Recent figures from RP Data suggested the upper end of the Melbourne market was experiencing a growth phase.
“Over the past year the strongest growth in values has been seen in many of the city’s most expensive suburbs: Hawthorn East, Balwyn, Camberwell and Armadale,” said RP Data’s Victoria housing market specialist, Robert Larocca.
But last night’s results from Channel Nine’s The Block blew everyone away.
“We had exceptional levels of interest in the home during the lead-up. We’re absolutely thrilled with the win,” winning auctioneer David Wood told Real Estate Business.
Despite the media spectacle, Mr Wood and the hockingstuart team claim they used the same campaign they would for any other property of this calibre.
“We put a set of processes in place from the start that we thought would be right for this apartment. We marketed it extensively in two popular Chinese websites: one Australian and one in mainland China. We had a heavy representation from bidders from China, so it’s great to see that effort contributed to the eventual record sale,” he said.

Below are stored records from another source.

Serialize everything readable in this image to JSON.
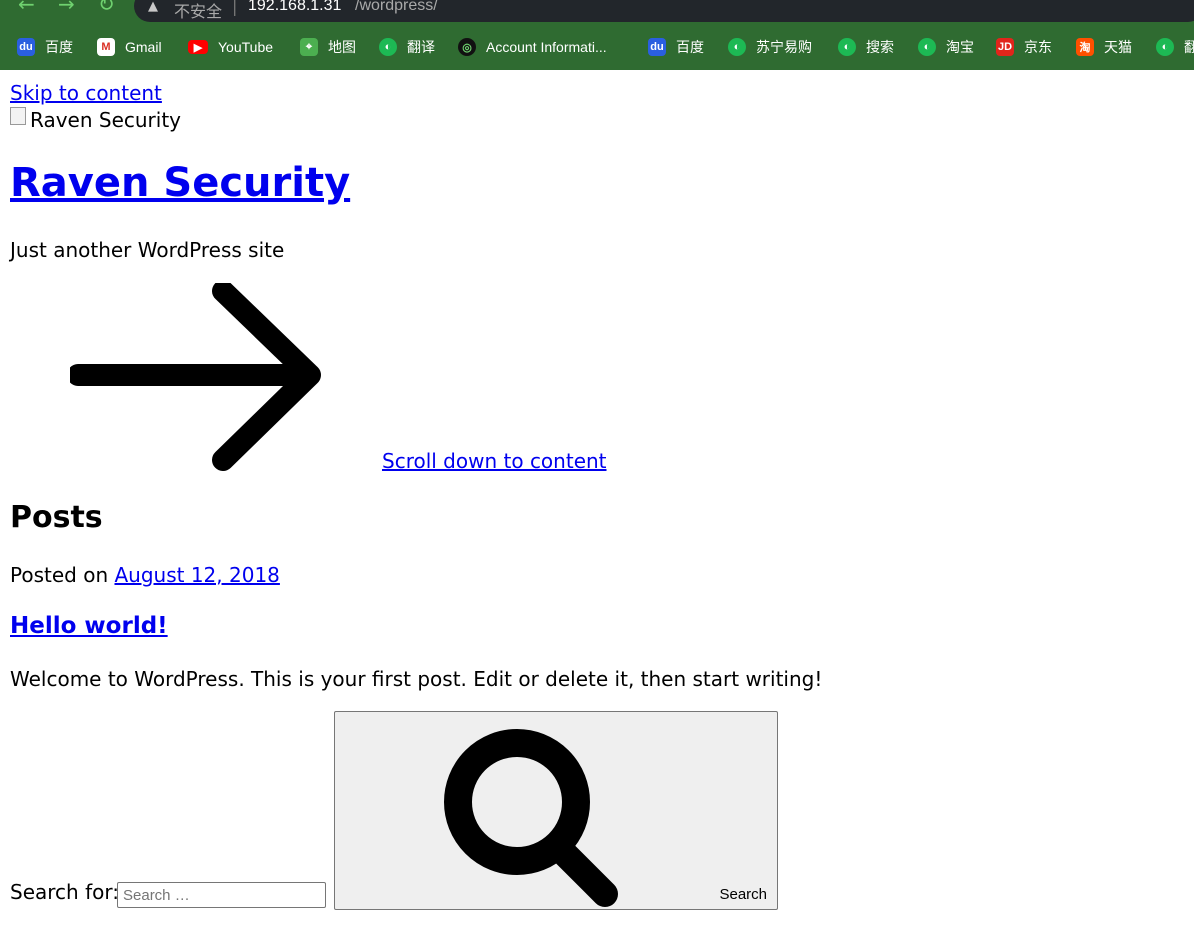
{
  "browser": {
    "security_text": "不安全",
    "url_host": "192.168.1.31",
    "url_path": "/wordpress/",
    "bookmarks": [
      {
        "label": "百度",
        "icon": "baidu-icon"
      },
      {
        "label": "Gmail",
        "icon": "gmail-icon"
      },
      {
        "label": "YouTube",
        "icon": "youtube-icon"
      },
      {
        "label": "地图",
        "icon": "maps-icon"
      },
      {
        "label": "翻译",
        "icon": "globe-icon"
      },
      {
        "label": "Account Informati...",
        "icon": "account-icon"
      },
      {
        "label": "百度",
        "icon": "baidu-icon"
      },
      {
        "label": "苏宁易购",
        "icon": "globe-icon"
      },
      {
        "label": "搜索",
        "icon": "globe-icon"
      },
      {
        "label": "淘宝",
        "icon": "globe-icon"
      },
      {
        "label": "京东",
        "icon": "jd-icon"
      },
      {
        "label": "天猫",
        "icon": "tmall-icon"
      },
      {
        "label": "翻",
        "icon": "globe-icon"
      }
    ]
  },
  "page": {
    "skip_link": "Skip to content",
    "logo_alt": "Raven Security",
    "site_title": "Raven Security",
    "tagline": "Just another WordPress site",
    "scroll_link": "Scroll down to content",
    "posts_heading": "Posts",
    "posted_on_prefix": "Posted on",
    "post_date": "August 12, 2018",
    "post_title": "Hello world!",
    "post_excerpt": "Welcome to WordPress. This is your first post. Edit or delete it, then start writing!",
    "search_label": "Search for:",
    "search_placeholder": "Search …",
    "search_button": "Search"
  }
}
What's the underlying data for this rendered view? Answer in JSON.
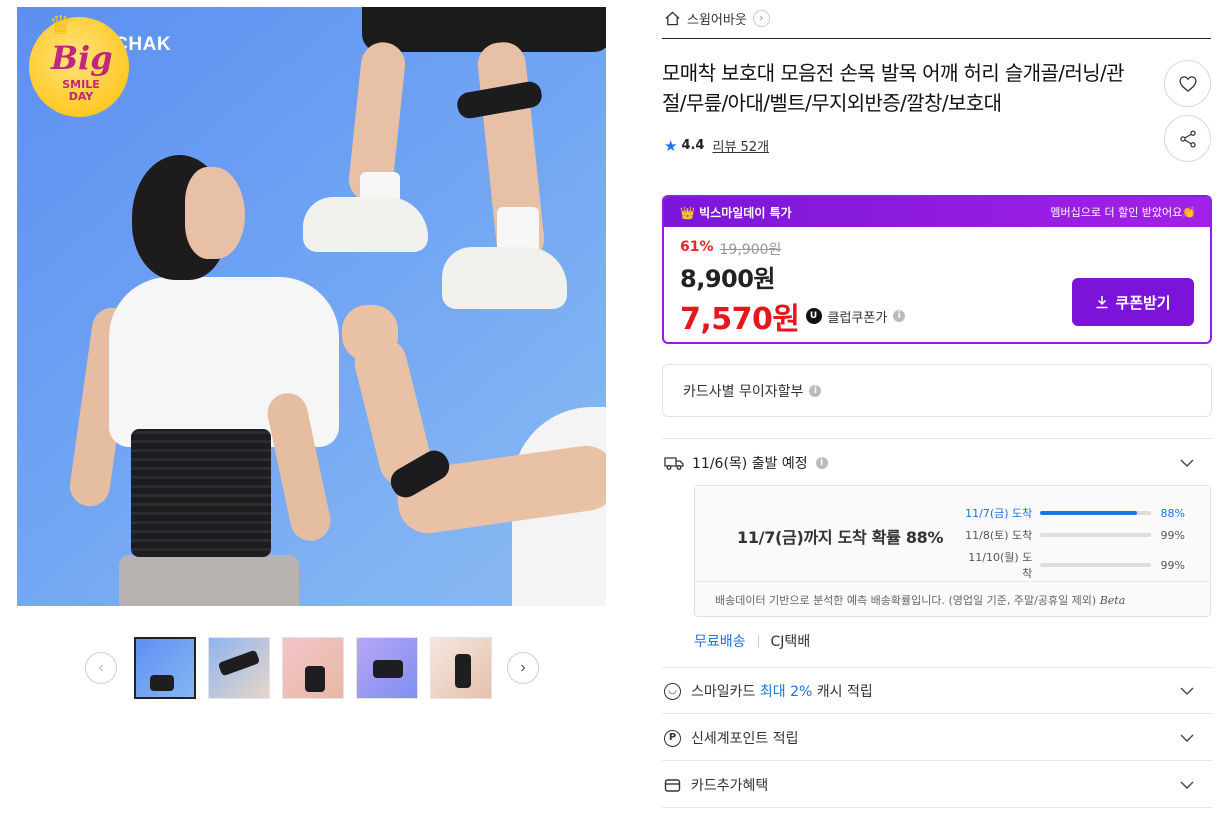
{
  "image": {
    "brand_text": "ECHAK",
    "badge": {
      "big": "Big",
      "smile_line1": "SMILE",
      "smile_line2": "DAY"
    }
  },
  "gallery": {
    "prev_glyph": "‹",
    "next_glyph": "›",
    "thumbnail_count": 5,
    "active_index": 0
  },
  "shop": {
    "name": "스윔어바웃",
    "home_icon": "home-icon",
    "chevron": "›"
  },
  "product": {
    "title": "모매착 보호대 모음전 손목 발목 어깨 허리 슬개골/러닝/관절/무릎/아대/벨트/무지외반증/깔창/보호대",
    "rating": "4.4",
    "review_label": "리뷰 52개"
  },
  "deal": {
    "header_left": "👑 빅스마일데이 특가",
    "header_right": "멤버십으로 더 할인 받았어요👏",
    "discount_pct": "61%",
    "original_price": "19,900원",
    "sale_price": "8,900원",
    "club_price": "7,570원",
    "club_badge": "U",
    "club_label": "클럽쿠폰가",
    "coupon_button": "쿠폰받기",
    "accent_color": "#7c13d9"
  },
  "installment": {
    "label": "카드사별 무이자할부"
  },
  "shipping": {
    "depart_label": "11/6(목) 출발 예정",
    "forecast_headline": "11/7(금)까지 도착 확률 88%",
    "forecast_rows": [
      {
        "date": "11/7(금) 도착",
        "percent_label": "88%",
        "value": 0.88
      },
      {
        "date": "11/8(토) 도착",
        "percent_label": "99%",
        "value": 0.0
      },
      {
        "date": "11/10(월) 도착",
        "percent_label": "99%",
        "value": 0.0
      }
    ],
    "note": "배송데이터 기반으로 분석한 예측 배송확률입니다. (영업일 기준, 주말/공휴일 제외)",
    "beta": "Beta",
    "free_shipping": "무료배송",
    "carrier": "CJ택배"
  },
  "benefits": [
    {
      "icon": "smile-card-icon",
      "prefix": "스마일카드 ",
      "highlight": "최대 2%",
      "suffix": " 캐시 적립"
    },
    {
      "icon": "point-p-icon",
      "prefix": "신세계포인트 적립",
      "highlight": "",
      "suffix": ""
    },
    {
      "icon": "card-icon",
      "prefix": "카드추가혜택",
      "highlight": "",
      "suffix": ""
    }
  ]
}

With a reserve set at $1.834 million, Mr Wood sold Steve and Chantelle’s property for $2.47 million - $636,000 above the reserve price.
“If you asked me to sell this property as a normal home – without the TV cameras and media hype – I’m still comfortable we would achieve the same result because they are so unique. For the location, which is as good as it gets, you don’t get properties like this,” said Mr Wood.
Winning bidder and buyer’s agent Frank Valentic told Real Estate Business that the new owners were actually a young local couple.
“The winning couple had missed out on quite a few properties, so they were wrapped with the result," he said.
“The contestants should be very thankful to the producers for giving them very kind reserves.”
But this wasn’t the only property Mr Valentic was bidding on – he was representing a different interested party for each of the four auctions.
“Two of my clients were investors and two were looking to occupy the property," he said.
“We expected the market to see value in the $2.3-$2.5 million range based on comparable sales.
“We had our budgets and returns worked out for our investors, and we came close but couldn’t quite stretch it.”
While more affordable housing is typically targeted by investors, Mr Valentic said they "absolutely" would be smart investments.
“The depreciation benefits are very very solid, around $50,000 a year, so almost a thousand dollars a week," he said.
“We estimated that we’d be able to receive between $1,700 to $1,900 a week in rent fully furnished, which is nothing to sneeze at.
“It has the fundamentals for capital growth in a great blue-chip location. It has a work score of 93 out of a hundred, and the properties themselves just have the ‘wow’ factor.”
Previous properties from The Block have resold for decent profits. The property at 37 Campbell St in Richmond was sold last September for $1.15 million, $150,000 more than the owners paid for it in the televised auction in 2011.
A second property from The Block also sold on the same street for $227,000 higher than the original purchase price.
Tony Lambrianos, director at Results Mentoring, believes there is a certain premium attached to owning a property from the hit TV show.
“The 're-sellability' of something developed by The Block seems to be pretty good. I would say the likelihood of that selling over another property in the street is probably better because it has the status of The Block," he said.
“However, I think it's only as good for as long as the show is on air.”